[What you need to do]: From the data below, report how many lines contain the word "placeholder", giving the number and nothing else.

═════ Record excerpts ═════

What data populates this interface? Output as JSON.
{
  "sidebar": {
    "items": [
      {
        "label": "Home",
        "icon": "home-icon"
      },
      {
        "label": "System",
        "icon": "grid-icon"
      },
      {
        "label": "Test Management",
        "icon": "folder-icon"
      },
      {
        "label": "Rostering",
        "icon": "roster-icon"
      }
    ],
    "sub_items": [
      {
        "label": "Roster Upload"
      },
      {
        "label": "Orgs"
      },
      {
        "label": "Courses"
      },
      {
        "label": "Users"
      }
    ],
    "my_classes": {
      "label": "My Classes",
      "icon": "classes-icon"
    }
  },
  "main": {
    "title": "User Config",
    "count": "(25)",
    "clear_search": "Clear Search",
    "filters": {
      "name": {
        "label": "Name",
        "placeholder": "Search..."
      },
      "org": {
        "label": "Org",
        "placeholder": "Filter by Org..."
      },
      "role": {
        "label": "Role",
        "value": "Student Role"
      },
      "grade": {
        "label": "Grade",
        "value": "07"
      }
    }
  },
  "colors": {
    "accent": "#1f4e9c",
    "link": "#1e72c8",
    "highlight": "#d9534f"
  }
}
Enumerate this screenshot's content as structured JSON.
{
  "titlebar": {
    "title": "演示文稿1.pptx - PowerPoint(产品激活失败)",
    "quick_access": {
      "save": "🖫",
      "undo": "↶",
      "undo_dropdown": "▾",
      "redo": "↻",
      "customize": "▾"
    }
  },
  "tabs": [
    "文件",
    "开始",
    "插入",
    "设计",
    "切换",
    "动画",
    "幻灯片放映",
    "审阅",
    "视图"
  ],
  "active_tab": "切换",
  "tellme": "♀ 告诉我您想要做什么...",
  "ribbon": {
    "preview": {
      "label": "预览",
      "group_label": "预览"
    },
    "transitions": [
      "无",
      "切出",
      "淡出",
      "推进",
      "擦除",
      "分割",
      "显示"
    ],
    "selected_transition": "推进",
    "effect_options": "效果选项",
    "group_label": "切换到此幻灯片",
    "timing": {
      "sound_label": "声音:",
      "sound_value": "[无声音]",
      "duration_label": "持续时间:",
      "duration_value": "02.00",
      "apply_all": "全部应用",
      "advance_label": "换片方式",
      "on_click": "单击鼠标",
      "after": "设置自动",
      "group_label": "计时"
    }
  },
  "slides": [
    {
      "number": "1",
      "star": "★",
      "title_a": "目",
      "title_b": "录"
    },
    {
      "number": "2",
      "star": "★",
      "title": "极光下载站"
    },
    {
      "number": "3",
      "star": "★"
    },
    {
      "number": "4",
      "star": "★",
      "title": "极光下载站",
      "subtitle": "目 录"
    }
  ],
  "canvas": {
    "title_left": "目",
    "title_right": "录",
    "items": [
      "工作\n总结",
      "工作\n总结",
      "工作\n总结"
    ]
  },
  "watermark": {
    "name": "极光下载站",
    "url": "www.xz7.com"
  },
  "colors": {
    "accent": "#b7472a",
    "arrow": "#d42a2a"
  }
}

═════

[Solution to the exercise]: 2